> Work request
Send every record back word for word.

(Excerpts from an interface dataset)
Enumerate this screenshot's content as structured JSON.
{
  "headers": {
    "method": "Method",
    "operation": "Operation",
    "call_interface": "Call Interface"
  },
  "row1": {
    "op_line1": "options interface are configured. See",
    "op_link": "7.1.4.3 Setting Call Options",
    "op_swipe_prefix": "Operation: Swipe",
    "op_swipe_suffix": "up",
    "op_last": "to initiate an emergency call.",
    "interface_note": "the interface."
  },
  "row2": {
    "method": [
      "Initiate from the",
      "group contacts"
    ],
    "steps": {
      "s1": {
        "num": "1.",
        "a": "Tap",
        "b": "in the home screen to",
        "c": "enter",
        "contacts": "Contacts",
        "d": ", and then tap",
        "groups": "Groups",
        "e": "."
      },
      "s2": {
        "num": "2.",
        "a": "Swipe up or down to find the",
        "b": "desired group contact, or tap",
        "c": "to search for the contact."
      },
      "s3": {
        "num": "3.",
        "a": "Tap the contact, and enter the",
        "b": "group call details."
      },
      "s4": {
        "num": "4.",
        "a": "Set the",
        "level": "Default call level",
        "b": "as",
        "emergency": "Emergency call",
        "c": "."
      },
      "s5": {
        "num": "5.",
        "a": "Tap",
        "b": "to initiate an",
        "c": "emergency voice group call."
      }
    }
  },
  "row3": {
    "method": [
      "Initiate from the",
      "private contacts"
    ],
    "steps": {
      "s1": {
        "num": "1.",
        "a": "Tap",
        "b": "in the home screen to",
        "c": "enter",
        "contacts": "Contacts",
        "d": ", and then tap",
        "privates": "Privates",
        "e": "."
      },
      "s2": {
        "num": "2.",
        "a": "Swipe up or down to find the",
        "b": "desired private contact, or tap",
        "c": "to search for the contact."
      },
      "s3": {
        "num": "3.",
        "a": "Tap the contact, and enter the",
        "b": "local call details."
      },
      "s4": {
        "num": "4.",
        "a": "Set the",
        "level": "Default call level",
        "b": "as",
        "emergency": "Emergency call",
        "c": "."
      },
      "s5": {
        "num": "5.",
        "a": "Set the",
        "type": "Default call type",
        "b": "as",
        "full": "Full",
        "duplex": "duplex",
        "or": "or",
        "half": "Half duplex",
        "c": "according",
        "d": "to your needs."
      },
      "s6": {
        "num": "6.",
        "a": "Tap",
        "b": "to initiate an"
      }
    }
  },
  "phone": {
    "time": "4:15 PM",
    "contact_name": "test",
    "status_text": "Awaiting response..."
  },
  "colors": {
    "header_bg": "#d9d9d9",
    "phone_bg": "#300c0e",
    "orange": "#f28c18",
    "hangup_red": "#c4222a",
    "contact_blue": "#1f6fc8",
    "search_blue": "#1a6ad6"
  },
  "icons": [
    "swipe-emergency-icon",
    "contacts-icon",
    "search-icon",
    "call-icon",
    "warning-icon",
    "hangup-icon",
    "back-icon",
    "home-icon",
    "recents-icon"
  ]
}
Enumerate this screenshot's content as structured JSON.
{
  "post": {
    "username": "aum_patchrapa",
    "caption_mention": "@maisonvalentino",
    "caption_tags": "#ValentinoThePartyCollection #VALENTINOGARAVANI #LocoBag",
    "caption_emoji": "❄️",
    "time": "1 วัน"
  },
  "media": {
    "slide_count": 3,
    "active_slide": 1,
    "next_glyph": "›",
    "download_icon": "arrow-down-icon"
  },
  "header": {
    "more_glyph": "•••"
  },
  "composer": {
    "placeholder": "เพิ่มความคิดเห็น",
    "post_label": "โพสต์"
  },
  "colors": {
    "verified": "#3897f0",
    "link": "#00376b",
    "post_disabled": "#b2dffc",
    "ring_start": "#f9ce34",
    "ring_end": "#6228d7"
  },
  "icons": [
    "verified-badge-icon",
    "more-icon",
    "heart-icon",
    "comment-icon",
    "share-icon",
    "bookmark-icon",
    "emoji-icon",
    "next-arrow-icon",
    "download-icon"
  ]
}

> Written response
Enumerate this screenshot's content as structured JSON.
{
  "headers": {
    "method": "Method",
    "operation": "Operation",
    "call_interface": "Call Interface"
  },
  "row1": {
    "op_line1": "options interface are configured. See",
    "op_link": "7.1.4.3 Setting Call Options",
    "op_swipe_prefix": "Operation: Swipe",
    "op_swipe_suffix": "up",
    "op_last": "to initiate an emergency call.",
    "interface_note": "the interface."
  },
  "row2": {
    "method": [
      "Initiate from the",
      "group contacts"
    ],
    "steps": {
      "s1": {
        "num": "1.",
        "a": "Tap",
        "b": "in the home screen to",
        "c": "enter",
        "contacts": "Contacts",
        "d": ", and then tap",
        "groups": "Groups",
        "e": "."
      },
      "s2": {
        "num": "2.",
        "a": "Swipe up or down to find the",
        "b": "desired group contact, or tap",
        "c": "to search for the contact."
      },
      "s3": {
        "num": "3.",
        "a": "Tap the contact, and enter the",
        "b": "group call details."
      },
      "s4": {
        "num": "4.",
        "a": "Set the",
        "level": "Default call level",
        "b": "as",
        "emergency": "Emergency call",
        "c": "."
      },
      "s5": {
        "num": "5.",
        "a": "Tap",
        "b": "to initiate an",
        "c": "emergency voice group call."
      }
    }
  },
  "row3": {
    "method": [
      "Initiate from the",
      "private contacts"
    ],
    "steps": {
      "s1": {
        "num": "1.",
        "a": "Tap",
        "b": "in the home screen to",
        "c": "enter",
        "contacts": "Contacts",
        "d": ", and then tap",
        "privates": "Privates",
        "e": "."
      },
      "s2": {
        "num": "2.",
        "a": "Swipe up or down to find the",
        "b": "desired private contact, or tap",
        "c": "to search for the contact."
      },
      "s3": {
        "num": "3.",
        "a": "Tap the contact, and enter the",
        "b": "local call details."
      },
      "s4": {
        "num": "4.",
        "a": "Set the",
        "level": "Default call level",
        "b": "as",
        "emergency": "Emergency call",
        "c": "."
      },
      "s5": {
        "num": "5.",
        "a": "Set the",
        "type": "Default call type",
        "b": "as",
        "full": "Full",
        "duplex": "duplex",
        "or": "or",
        "half": "Half duplex",
        "c": "according",
        "d": "to your needs."
      },
      "s6": {
        "num": "6.",
        "a": "Tap",
        "b": "to initiate an"
      }
    }
  },
  "phone": {
    "time": "4:15 PM",
    "contact_name": "test",
    "status_text": "Awaiting response..."
  },
  "colors": {
    "header_bg": "#d9d9d9",
    "phone_bg": "#300c0e",
    "orange": "#f28c18",
    "hangup_red": "#c4222a",
    "contact_blue": "#1f6fc8",
    "search_blue": "#1a6ad6"
  },
  "icons": [
    "swipe-emergency-icon",
    "contacts-icon",
    "search-icon",
    "call-icon",
    "warning-icon",
    "hangup-icon",
    "back-icon",
    "home-icon",
    "recents-icon"
  ]
}
Enumerate this screenshot's content as structured JSON.
{
  "post": {
    "username": "aum_patchrapa",
    "caption_mention": "@maisonvalentino",
    "caption_tags": "#ValentinoThePartyCollection #VALENTINOGARAVANI #LocoBag",
    "caption_emoji": "❄️",
    "time": "1 วัน"
  },
  "media": {
    "slide_count": 3,
    "active_slide": 1,
    "next_glyph": "›",
    "download_icon": "arrow-down-icon"
  },
  "header": {
    "more_glyph": "•••"
  },
  "composer": {
    "placeholder": "เพิ่มความคิดเห็น",
    "post_label": "โพสต์"
  },
  "colors": {
    "verified": "#3897f0",
    "link": "#00376b",
    "post_disabled": "#b2dffc",
    "ring_start": "#f9ce34",
    "ring_end": "#6228d7"
  },
  "icons": [
    "verified-badge-icon",
    "more-icon",
    "heart-icon",
    "comment-icon",
    "share-icon",
    "bookmark-icon",
    "emoji-icon",
    "next-arrow-icon",
    "download-icon"
  ]
}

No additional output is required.